'''
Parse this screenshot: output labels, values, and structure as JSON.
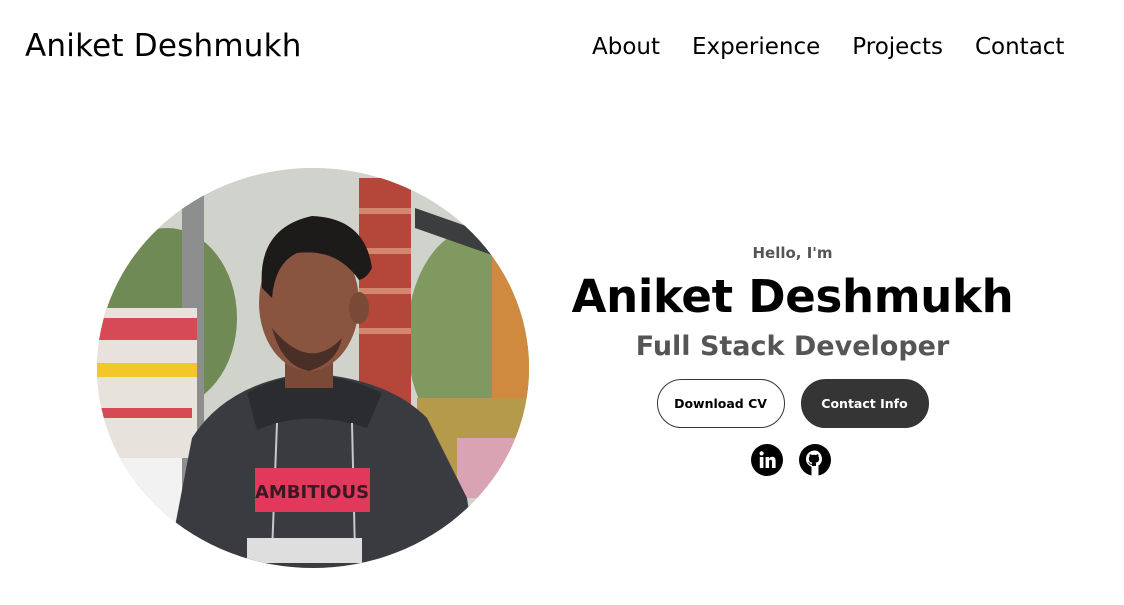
{
  "nav": {
    "logo": "Aniket Deshmukh",
    "links": [
      {
        "label": "About"
      },
      {
        "label": "Experience"
      },
      {
        "label": "Projects"
      },
      {
        "label": "Contact"
      }
    ]
  },
  "hero": {
    "photo_alt": "Aniket Deshmukh profile picture",
    "hoodie_print": "AMBITIOUS",
    "greeting": "Hello, I'm",
    "name": "Aniket Deshmukh",
    "title": "Full Stack Developer",
    "buttons": {
      "download_cv": "Download CV",
      "contact_info": "Contact Info"
    },
    "social": [
      {
        "icon": "linkedin-icon"
      },
      {
        "icon": "github-icon"
      }
    ]
  },
  "colors": {
    "text_primary": "#000000",
    "text_secondary": "#555555",
    "button_dark": "#353535",
    "background": "#ffffff"
  }
}
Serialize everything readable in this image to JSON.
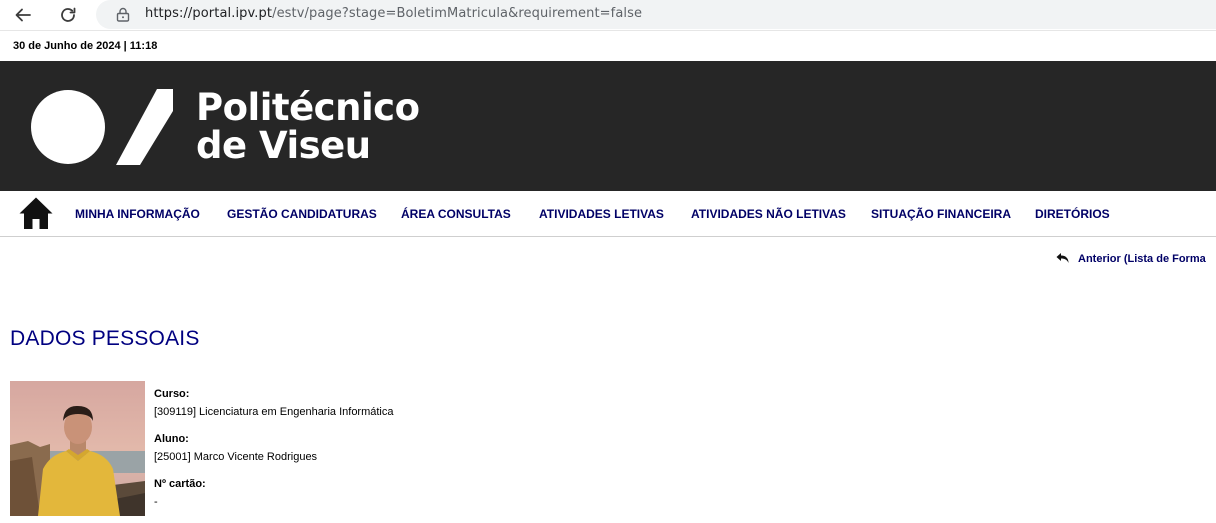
{
  "browser": {
    "url_host": "https://portal.ipv.pt",
    "url_path": "/estv/page?stage=BoletimMatricula&requirement=false"
  },
  "header": {
    "date_line": "30 de Junho de 2024 | 11:18",
    "logo_line1": "Politécnico",
    "logo_line2": "de Viseu"
  },
  "menu": {
    "items": [
      "MINHA INFORMAÇÃO",
      "GESTÃO CANDIDATURAS",
      "ÁREA CONSULTAS",
      "ATIVIDADES LETIVAS",
      "ATIVIDADES NÃO LETIVAS",
      "SITUAÇÃO FINANCEIRA",
      "DIRETÓRIOS"
    ]
  },
  "back_link": {
    "label": "Anterior (Lista de Forma"
  },
  "section": {
    "title": "DADOS PESSOAIS"
  },
  "student": {
    "course_label": "Curso:",
    "course_value": "[309119] Licenciatura em Engenharia Informática",
    "student_label": "Aluno:",
    "student_value": "[25001] Marco Vicente Rodrigues",
    "card_label": "Nº cartão:",
    "card_value": "-"
  },
  "colors": {
    "banner_bg": "#262626",
    "menu_text": "#000066",
    "title_text": "#000080"
  }
}
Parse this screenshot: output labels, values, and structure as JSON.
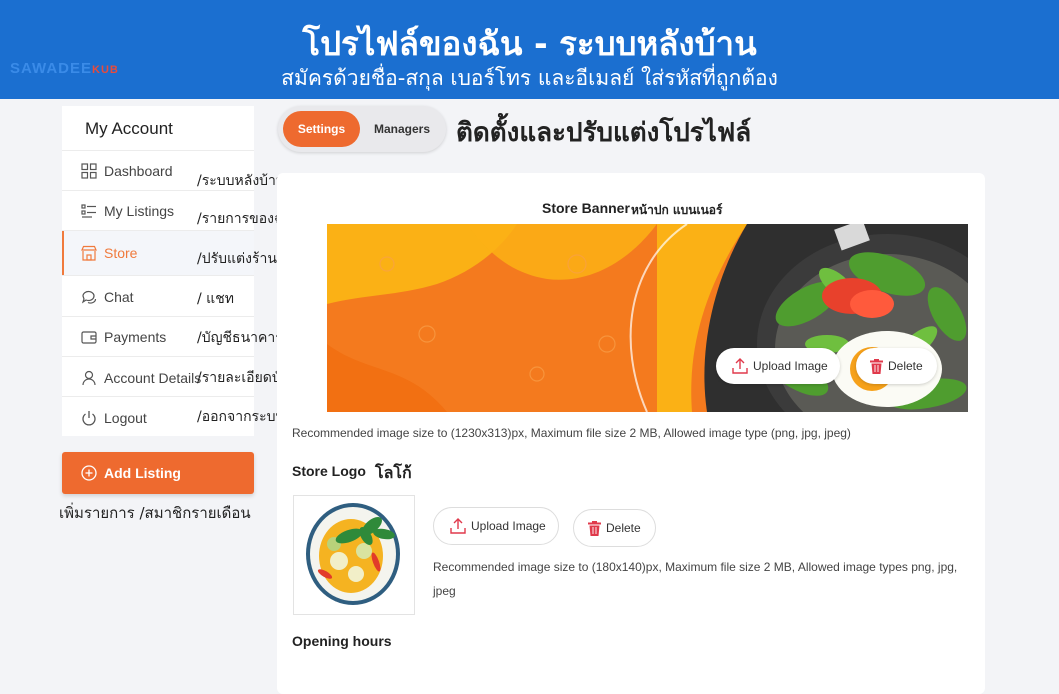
{
  "header": {
    "title": "โปรไฟล์ของฉัน - ระบบหลังบ้าน",
    "subtitle": "สมัครด้วยชื่อ-สกุล เบอร์โทร และอีเมลย์ ใส่รหัสที่ถูกต้อง",
    "logo_text": "SAWADEE",
    "logo_suffix": "KUB"
  },
  "sidebar": {
    "title": "My Account",
    "items": [
      {
        "label": "Dashboard",
        "note": "/ระบบหลังบ้าน",
        "icon": "dashboard-icon"
      },
      {
        "label": "My Listings",
        "note": "/รายการของฉัน",
        "icon": "list-icon"
      },
      {
        "label": "Store",
        "note": "/ปรับแต่งร้านค้า",
        "icon": "store-icon",
        "active": true
      },
      {
        "label": "Chat",
        "note": "/ แชท",
        "icon": "chat-icon"
      },
      {
        "label": "Payments",
        "note": "/บัญชีธนาคาร",
        "icon": "wallet-icon"
      },
      {
        "label": "Account Details",
        "note": "/รายละเอียดบัญชี",
        "icon": "user-icon"
      },
      {
        "label": "Logout",
        "note": "/ออกจากระบบ",
        "icon": "power-icon"
      }
    ],
    "add_listing": "Add Listing",
    "add_listing_note": "เพิ่มรายการ /สมาชิกรายเดือน"
  },
  "tabs": {
    "settings": "Settings",
    "managers": "Managers"
  },
  "settings_title": "ติดตั้งและปรับแต่งโปรไฟล์",
  "banner": {
    "label": "Store Banner",
    "label_th": "หน้าปก แบนเนอร์",
    "upload": "Upload Image",
    "delete": "Delete",
    "note": "Recommended image size to (1230x313)px, Maximum file size 2 MB, Allowed image type (png, jpg, jpeg)"
  },
  "logo": {
    "label": "Store Logo",
    "label_th": "โลโก้",
    "upload": "Upload Image",
    "delete": "Delete",
    "note_line1": "Recommended image size to (180x140)px, Maximum file size 2 MB, Allowed image types png, jpg,",
    "note_line2": "jpeg"
  },
  "opening_hours": "Opening hours",
  "colors": {
    "header": "#1b6fd0",
    "accent": "#ee6a2f",
    "delete": "#e0394b"
  }
}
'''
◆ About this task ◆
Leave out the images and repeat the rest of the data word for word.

◆ Exercise solution ◆
Parse this screenshot: output labels, values, and structure as JSON.
{
  "nav": {
    "logo": "Aniket Deshmukh",
    "links": [
      {
        "label": "About"
      },
      {
        "label": "Experience"
      },
      {
        "label": "Projects"
      },
      {
        "label": "Contact"
      }
    ]
  },
  "hero": {
    "photo_alt": "Aniket Deshmukh profile picture",
    "hoodie_print": "AMBITIOUS",
    "greeting": "Hello, I'm",
    "name": "Aniket Deshmukh",
    "title": "Full Stack Developer",
    "buttons": {
      "download_cv": "Download CV",
      "contact_info": "Contact Info"
    },
    "social": [
      {
        "icon": "linkedin-icon"
      },
      {
        "icon": "github-icon"
      }
    ]
  },
  "colors": {
    "text_primary": "#000000",
    "text_secondary": "#555555",
    "button_dark": "#353535",
    "background": "#ffffff"
  }
}
Serialize everything readable in this image to JSON.
{
  "browser": {
    "url_host": "https://portal.ipv.pt",
    "url_path": "/estv/page?stage=BoletimMatricula&requirement=false"
  },
  "header": {
    "date_line": "30 de Junho de 2024 | 11:18",
    "logo_line1": "Politécnico",
    "logo_line2": "de Viseu"
  },
  "menu": {
    "items": [
      "MINHA INFORMAÇÃO",
      "GESTÃO CANDIDATURAS",
      "ÁREA CONSULTAS",
      "ATIVIDADES LETIVAS",
      "ATIVIDADES NÃO LETIVAS",
      "SITUAÇÃO FINANCEIRA",
      "DIRETÓRIOS"
    ]
  },
  "back_link": {
    "label": "Anterior (Lista de Forma"
  },
  "section": {
    "title": "DADOS PESSOAIS"
  },
  "student": {
    "course_label": "Curso:",
    "course_value": "[309119] Licenciatura em Engenharia Informática",
    "student_label": "Aluno:",
    "student_value": "[25001] Marco Vicente Rodrigues",
    "card_label": "Nº cartão:",
    "card_value": "-"
  },
  "colors": {
    "banner_bg": "#262626",
    "menu_text": "#000066",
    "title_text": "#000080"
  }
}
Parse this screenshot: output labels, values, and structure as JSON.
{
  "header": {
    "title": "โปรไฟล์ของฉัน - ระบบหลังบ้าน",
    "subtitle": "สมัครด้วยชื่อ-สกุล เบอร์โทร และอีเมลย์ ใส่รหัสที่ถูกต้อง",
    "logo_text": "SAWADEE",
    "logo_suffix": "KUB"
  },
  "sidebar": {
    "title": "My Account",
    "items": [
      {
        "label": "Dashboard",
        "note": "/ระบบหลังบ้าน",
        "icon": "dashboard-icon"
      },
      {
        "label": "My Listings",
        "note": "/รายการของฉัน",
        "icon": "list-icon"
      },
      {
        "label": "Store",
        "note": "/ปรับแต่งร้านค้า",
        "icon": "store-icon",
        "active": true
      },
      {
        "label": "Chat",
        "note": "/ แชท",
        "icon": "chat-icon"
      },
      {
        "label": "Payments",
        "note": "/บัญชีธนาคาร",
        "icon": "wallet-icon"
      },
      {
        "label": "Account Details",
        "note": "/รายละเอียดบัญชี",
        "icon": "user-icon"
      },
      {
        "label": "Logout",
        "note": "/ออกจากระบบ",
        "icon": "power-icon"
      }
    ],
    "add_listing": "Add Listing",
    "add_listing_note": "เพิ่มรายการ /สมาชิกรายเดือน"
  },
  "tabs": {
    "settings": "Settings",
    "managers": "Managers"
  },
  "settings_title": "ติดตั้งและปรับแต่งโปรไฟล์",
  "banner": {
    "label": "Store Banner",
    "label_th": "หน้าปก แบนเนอร์",
    "upload": "Upload Image",
    "delete": "Delete",
    "note": "Recommended image size to (1230x313)px, Maximum file size 2 MB, Allowed image type (png, jpg, jpeg)"
  },
  "logo": {
    "label": "Store Logo",
    "label_th": "โลโก้",
    "upload": "Upload Image",
    "delete": "Delete",
    "note_line1": "Recommended image size to (180x140)px, Maximum file size 2 MB, Allowed image types png, jpg,",
    "note_line2": "jpeg"
  },
  "opening_hours": "Opening hours",
  "colors": {
    "header": "#1b6fd0",
    "accent": "#ee6a2f",
    "delete": "#e0394b"
  }
}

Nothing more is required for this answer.